_Work instructions_. All that belongs in the answer is the lines from the one containing "Serialize everything readable" to the end of the listing below, copied exactly, pictures excluded.

_Data to examine_.
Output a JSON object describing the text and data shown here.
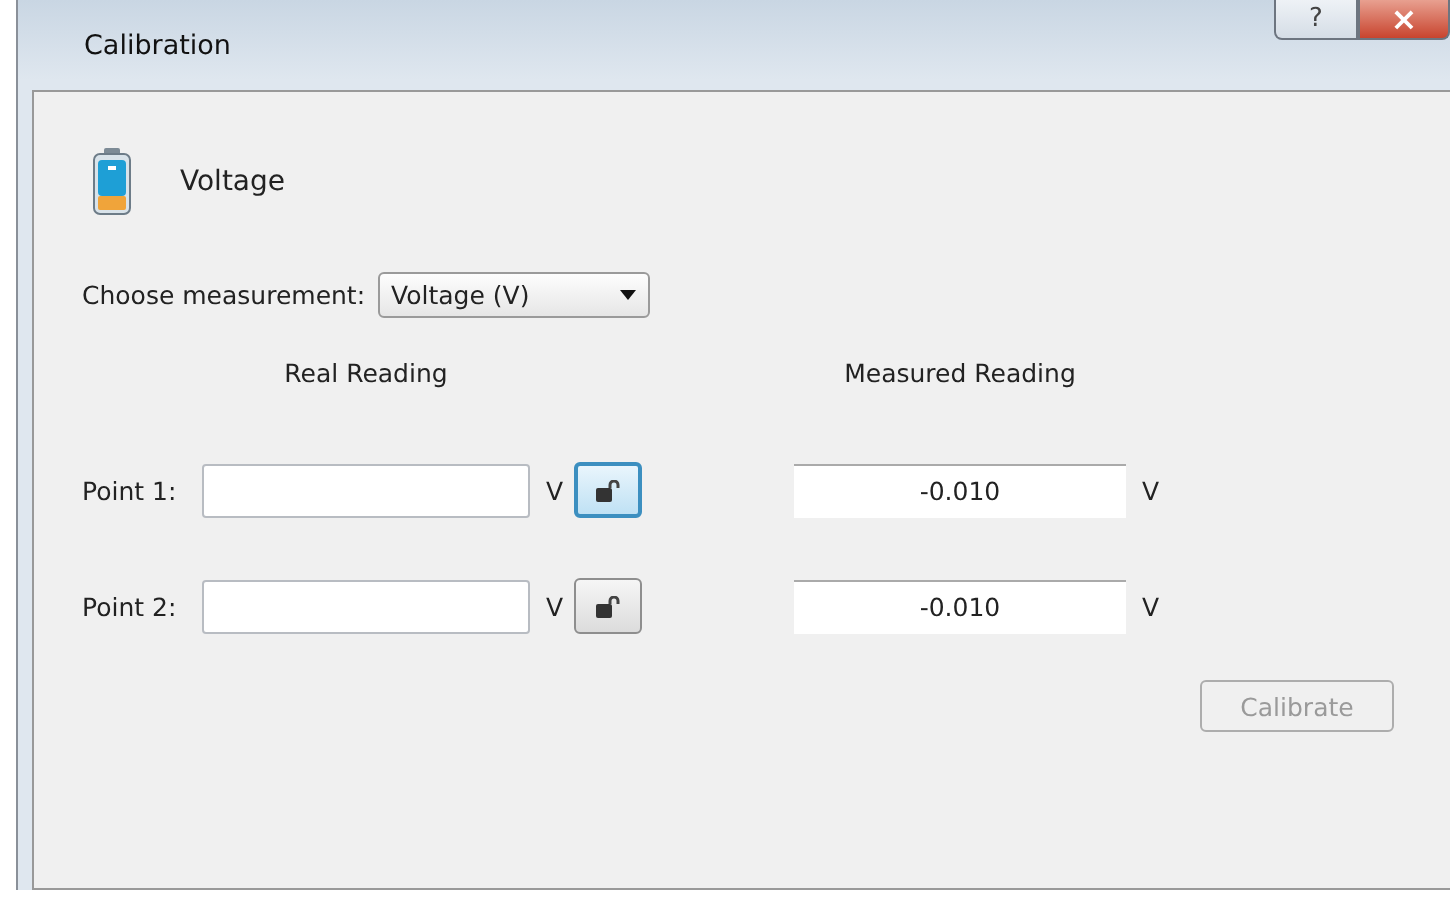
{
  "window": {
    "title": "Calibration",
    "help": "?",
    "close": "×"
  },
  "sensor": {
    "name": "Voltage"
  },
  "measurement": {
    "label": "Choose measurement:",
    "value": "Voltage (V)"
  },
  "columns": {
    "real": "Real Reading",
    "measured": "Measured Reading"
  },
  "points": [
    {
      "label": "Point 1:",
      "real_unit": "V",
      "lock_focused": true,
      "measured_value": "-0.010",
      "measured_unit": "V"
    },
    {
      "label": "Point 2:",
      "real_unit": "V",
      "lock_focused": false,
      "measured_value": "-0.010",
      "measured_unit": "V"
    }
  ],
  "calibrate_button": {
    "label": "Calibrate",
    "disabled": true
  }
}
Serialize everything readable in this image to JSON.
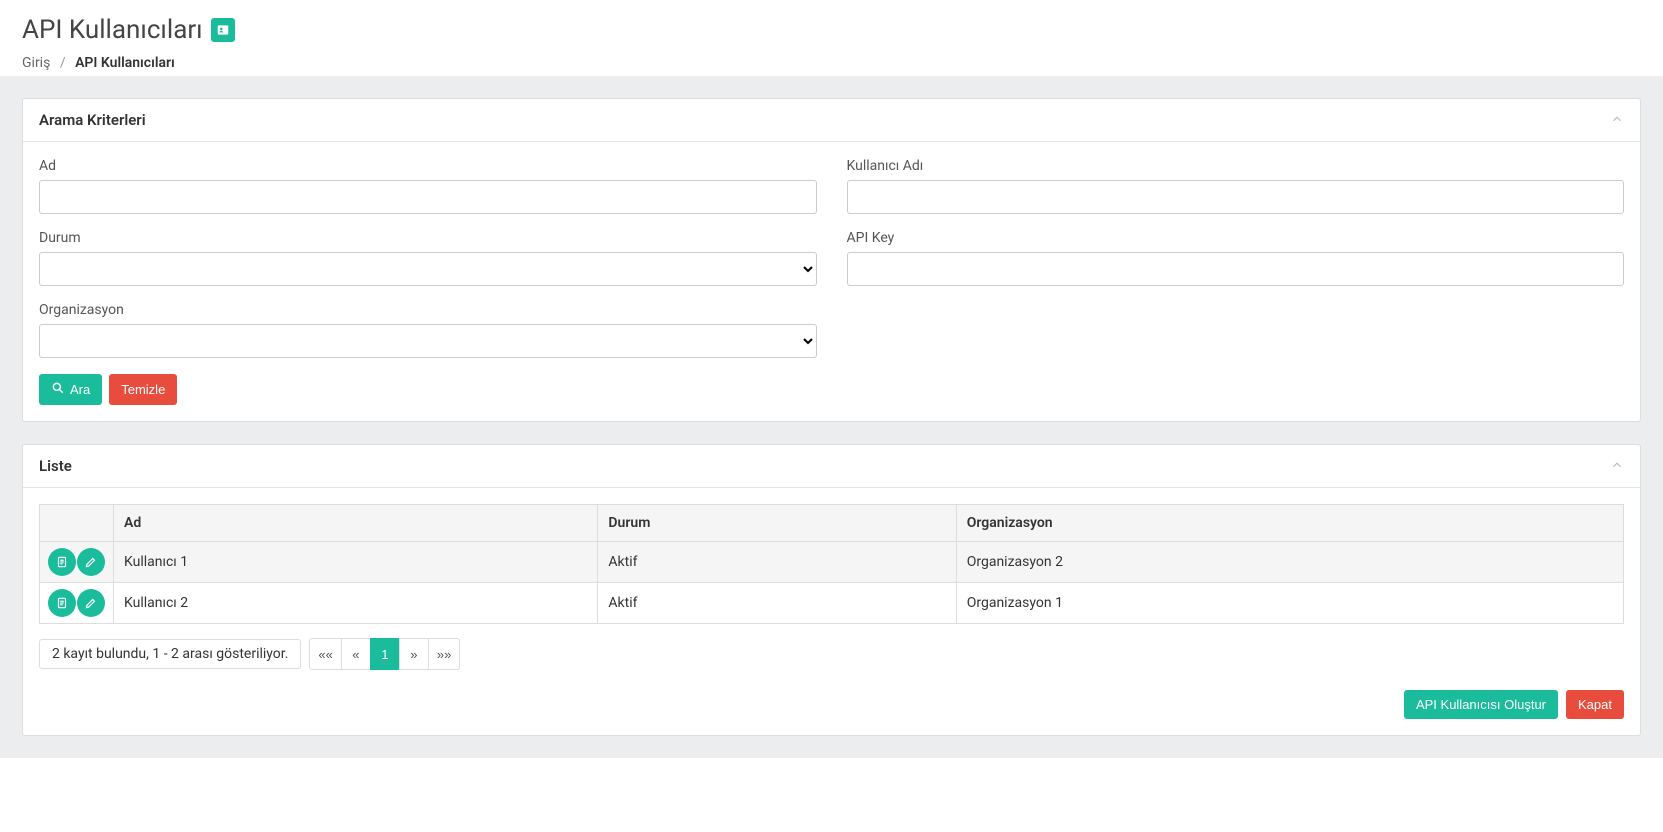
{
  "header": {
    "title": "API Kullanıcıları",
    "breadcrumb": {
      "home": "Giriş",
      "current": "API Kullanıcıları"
    }
  },
  "search_panel": {
    "title": "Arama Kriterleri",
    "fields": {
      "ad_label": "Ad",
      "kullanici_adi_label": "Kullanıcı Adı",
      "durum_label": "Durum",
      "api_key_label": "API Key",
      "organizasyon_label": "Organizasyon"
    },
    "buttons": {
      "search": "Ara",
      "clear": "Temizle"
    }
  },
  "list_panel": {
    "title": "Liste",
    "columns": {
      "ad": "Ad",
      "durum": "Durum",
      "organizasyon": "Organizasyon"
    },
    "rows": [
      {
        "ad": "Kullanıcı 1",
        "durum": "Aktif",
        "organizasyon": "Organizasyon 2"
      },
      {
        "ad": "Kullanıcı 2",
        "durum": "Aktif",
        "organizasyon": "Organizasyon 1"
      }
    ],
    "pager": {
      "info": "2 kayıt bulundu, 1 - 2 arası gösteriliyor.",
      "first": "««",
      "prev": "«",
      "page1": "1",
      "next": "»",
      "last": "»»"
    }
  },
  "footer": {
    "create": "API Kullanıcısı Oluştur",
    "close": "Kapat"
  }
}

_Response_.
Serialize everything readable in this image to JSON.
{
  "header": {
    "title": "API Kullanıcıları",
    "breadcrumb": {
      "home": "Giriş",
      "current": "API Kullanıcıları"
    }
  },
  "search_panel": {
    "title": "Arama Kriterleri",
    "fields": {
      "ad_label": "Ad",
      "kullanici_adi_label": "Kullanıcı Adı",
      "durum_label": "Durum",
      "api_key_label": "API Key",
      "organizasyon_label": "Organizasyon"
    },
    "buttons": {
      "search": "Ara",
      "clear": "Temizle"
    }
  },
  "list_panel": {
    "title": "Liste",
    "columns": {
      "ad": "Ad",
      "durum": "Durum",
      "organizasyon": "Organizasyon"
    },
    "rows": [
      {
        "ad": "Kullanıcı 1",
        "durum": "Aktif",
        "organizasyon": "Organizasyon 2"
      },
      {
        "ad": "Kullanıcı 2",
        "durum": "Aktif",
        "organizasyon": "Organizasyon 1"
      }
    ],
    "pager": {
      "info": "2 kayıt bulundu, 1 - 2 arası gösteriliyor.",
      "first": "««",
      "prev": "«",
      "page1": "1",
      "next": "»",
      "last": "»»"
    }
  },
  "footer": {
    "create": "API Kullanıcısı Oluştur",
    "close": "Kapat"
  }
}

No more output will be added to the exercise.